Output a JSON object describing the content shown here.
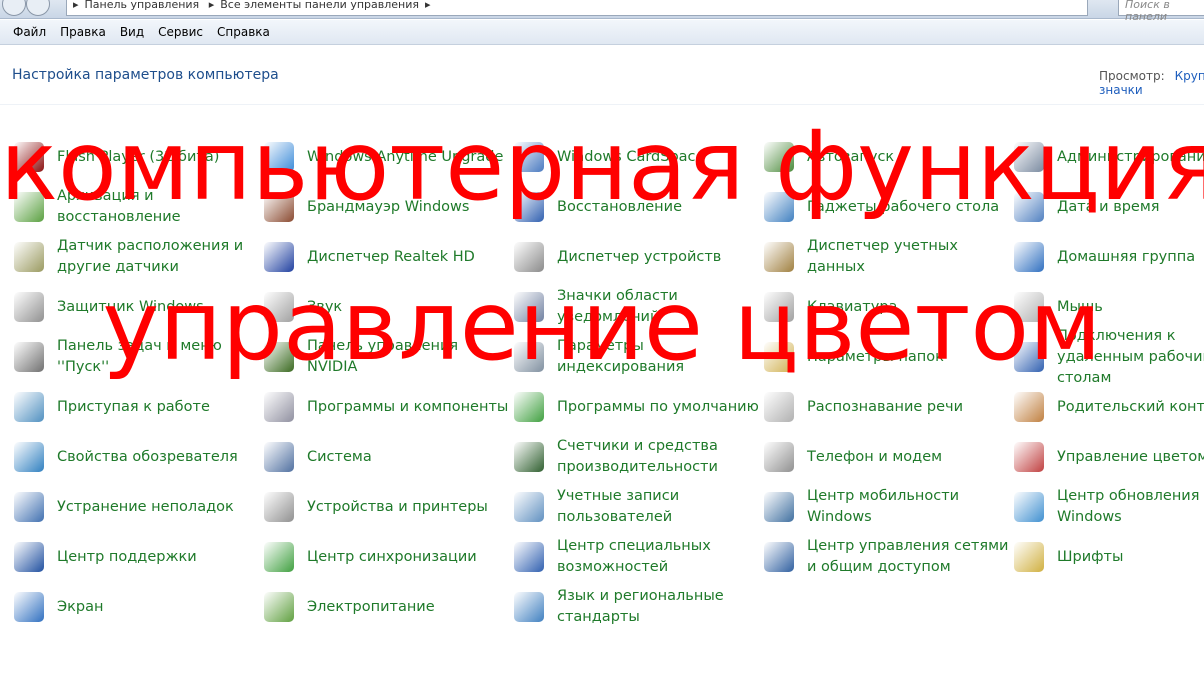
{
  "address": {
    "crumbs": [
      "Панель управления",
      "Все элементы панели управления"
    ],
    "search_placeholder": "Поиск в панели"
  },
  "menu": [
    "Файл",
    "Правка",
    "Вид",
    "Сервис",
    "Справка"
  ],
  "heading": "Настройка параметров компьютера",
  "view": {
    "label": "Просмотр:",
    "value": "Крупные значки"
  },
  "items": [
    {
      "label": "Flash Player (32 бита)",
      "color": "#8b1010"
    },
    {
      "label": "Windows Anytime Upgrade",
      "color": "#3a8ad8"
    },
    {
      "label": "Windows CardSpace",
      "color": "#4a7ac0"
    },
    {
      "label": "Автозапуск",
      "color": "#4a8a3a"
    },
    {
      "label": "Администрирование",
      "color": "#7a8aa0"
    },
    {
      "label": "Архивация и восстановление",
      "color": "#5aa040"
    },
    {
      "label": "Брандмауэр Windows",
      "color": "#8a4a30"
    },
    {
      "label": "Восстановление",
      "color": "#3060b0"
    },
    {
      "label": "Гаджеты рабочего стола",
      "color": "#4080c0"
    },
    {
      "label": "Дата и время",
      "color": "#5080c0"
    },
    {
      "label": "Датчик расположения и другие датчики",
      "color": "#9a9a60"
    },
    {
      "label": "Диспетчер Realtek HD",
      "color": "#2040a0"
    },
    {
      "label": "Диспетчер устройств",
      "color": "#8a8a8a"
    },
    {
      "label": "Диспетчер учетных данных",
      "color": "#a08040"
    },
    {
      "label": "Домашняя группа",
      "color": "#3070c0"
    },
    {
      "label": "Защитник Windows",
      "color": "#909090"
    },
    {
      "label": "Звук",
      "color": "#a0a0a0"
    },
    {
      "label": "Значки области уведомлений",
      "color": "#7080a0"
    },
    {
      "label": "Клавиатура",
      "color": "#a0a0a0"
    },
    {
      "label": "Мышь",
      "color": "#b0b0b0"
    },
    {
      "label": "Панель задач и меню ''Пуск''",
      "color": "#707070"
    },
    {
      "label": "Панель управления NVIDIA",
      "color": "#3a6a20"
    },
    {
      "label": "Параметры индексирования",
      "color": "#8090a0"
    },
    {
      "label": "Параметры папок",
      "color": "#d0b050"
    },
    {
      "label": "Подключения к удаленным рабочим столам",
      "color": "#3060b0"
    },
    {
      "label": "Приступая к работе",
      "color": "#5090c0"
    },
    {
      "label": "Программы и компоненты",
      "color": "#9090a0"
    },
    {
      "label": "Программы по умолчанию",
      "color": "#40a040"
    },
    {
      "label": "Распознавание речи",
      "color": "#b0b0b0"
    },
    {
      "label": "Родительский контроль",
      "color": "#c08040"
    },
    {
      "label": "Свойства обозревателя",
      "color": "#3080c0"
    },
    {
      "label": "Система",
      "color": "#5070a0"
    },
    {
      "label": "Счетчики и средства производительности",
      "color": "#306030"
    },
    {
      "label": "Телефон и модем",
      "color": "#909090"
    },
    {
      "label": "Управление цветом",
      "color": "#c04040"
    },
    {
      "label": "Устранение неполадок",
      "color": "#4070b0"
    },
    {
      "label": "Устройства и принтеры",
      "color": "#909090"
    },
    {
      "label": "Учетные записи пользователей",
      "color": "#6090c0"
    },
    {
      "label": "Центр мобильности Windows",
      "color": "#4070a0"
    },
    {
      "label": "Центр обновления Windows",
      "color": "#4090d0"
    },
    {
      "label": "Центр поддержки",
      "color": "#2050a0"
    },
    {
      "label": "Центр синхронизации",
      "color": "#40a040"
    },
    {
      "label": "Центр специальных возможностей",
      "color": "#3060b0"
    },
    {
      "label": "Центр управления сетями и общим доступом",
      "color": "#3060a0"
    },
    {
      "label": "Шрифты",
      "color": "#d0b040"
    },
    {
      "label": "Экран",
      "color": "#3070c0"
    },
    {
      "label": "Электропитание",
      "color": "#60a040"
    },
    {
      "label": "Язык и региональные стандарты",
      "color": "#4080c0"
    }
  ],
  "overlay": {
    "line1": "компьютерная функция",
    "line2": "управление цветом"
  }
}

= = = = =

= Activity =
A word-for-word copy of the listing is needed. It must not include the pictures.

= Completed exercise =
Output a JSON object describing the content shown here.
{
  "address": {
    "crumbs": [
      "Панель управления",
      "Все элементы панели управления"
    ],
    "search_placeholder": "Поиск в панели"
  },
  "menu": [
    "Файл",
    "Правка",
    "Вид",
    "Сервис",
    "Справка"
  ],
  "heading": "Настройка параметров компьютера",
  "view": {
    "label": "Просмотр:",
    "value": "Крупные значки"
  },
  "items": [
    {
      "label": "Flash Player (32 бита)",
      "color": "#8b1010"
    },
    {
      "label": "Windows Anytime Upgrade",
      "color": "#3a8ad8"
    },
    {
      "label": "Windows CardSpace",
      "color": "#4a7ac0"
    },
    {
      "label": "Автозапуск",
      "color": "#4a8a3a"
    },
    {
      "label": "Администрирование",
      "color": "#7a8aa0"
    },
    {
      "label": "Архивация и восстановление",
      "color": "#5aa040"
    },
    {
      "label": "Брандмауэр Windows",
      "color": "#8a4a30"
    },
    {
      "label": "Восстановление",
      "color": "#3060b0"
    },
    {
      "label": "Гаджеты рабочего стола",
      "color": "#4080c0"
    },
    {
      "label": "Дата и время",
      "color": "#5080c0"
    },
    {
      "label": "Датчик расположения и другие датчики",
      "color": "#9a9a60"
    },
    {
      "label": "Диспетчер Realtek HD",
      "color": "#2040a0"
    },
    {
      "label": "Диспетчер устройств",
      "color": "#8a8a8a"
    },
    {
      "label": "Диспетчер учетных данных",
      "color": "#a08040"
    },
    {
      "label": "Домашняя группа",
      "color": "#3070c0"
    },
    {
      "label": "Защитник Windows",
      "color": "#909090"
    },
    {
      "label": "Звук",
      "color": "#a0a0a0"
    },
    {
      "label": "Значки области уведомлений",
      "color": "#7080a0"
    },
    {
      "label": "Клавиатура",
      "color": "#a0a0a0"
    },
    {
      "label": "Мышь",
      "color": "#b0b0b0"
    },
    {
      "label": "Панель задач и меню ''Пуск''",
      "color": "#707070"
    },
    {
      "label": "Панель управления NVIDIA",
      "color": "#3a6a20"
    },
    {
      "label": "Параметры индексирования",
      "color": "#8090a0"
    },
    {
      "label": "Параметры папок",
      "color": "#d0b050"
    },
    {
      "label": "Подключения к удаленным рабочим столам",
      "color": "#3060b0"
    },
    {
      "label": "Приступая к работе",
      "color": "#5090c0"
    },
    {
      "label": "Программы и компоненты",
      "color": "#9090a0"
    },
    {
      "label": "Программы по умолчанию",
      "color": "#40a040"
    },
    {
      "label": "Распознавание речи",
      "color": "#b0b0b0"
    },
    {
      "label": "Родительский контроль",
      "color": "#c08040"
    },
    {
      "label": "Свойства обозревателя",
      "color": "#3080c0"
    },
    {
      "label": "Система",
      "color": "#5070a0"
    },
    {
      "label": "Счетчики и средства производительности",
      "color": "#306030"
    },
    {
      "label": "Телефон и модем",
      "color": "#909090"
    },
    {
      "label": "Управление цветом",
      "color": "#c04040"
    },
    {
      "label": "Устранение неполадок",
      "color": "#4070b0"
    },
    {
      "label": "Устройства и принтеры",
      "color": "#909090"
    },
    {
      "label": "Учетные записи пользователей",
      "color": "#6090c0"
    },
    {
      "label": "Центр мобильности Windows",
      "color": "#4070a0"
    },
    {
      "label": "Центр обновления Windows",
      "color": "#4090d0"
    },
    {
      "label": "Центр поддержки",
      "color": "#2050a0"
    },
    {
      "label": "Центр синхронизации",
      "color": "#40a040"
    },
    {
      "label": "Центр специальных возможностей",
      "color": "#3060b0"
    },
    {
      "label": "Центр управления сетями и общим доступом",
      "color": "#3060a0"
    },
    {
      "label": "Шрифты",
      "color": "#d0b040"
    },
    {
      "label": "Экран",
      "color": "#3070c0"
    },
    {
      "label": "Электропитание",
      "color": "#60a040"
    },
    {
      "label": "Язык и региональные стандарты",
      "color": "#4080c0"
    }
  ],
  "overlay": {
    "line1": "компьютерная функция",
    "line2": "управление цветом"
  }
}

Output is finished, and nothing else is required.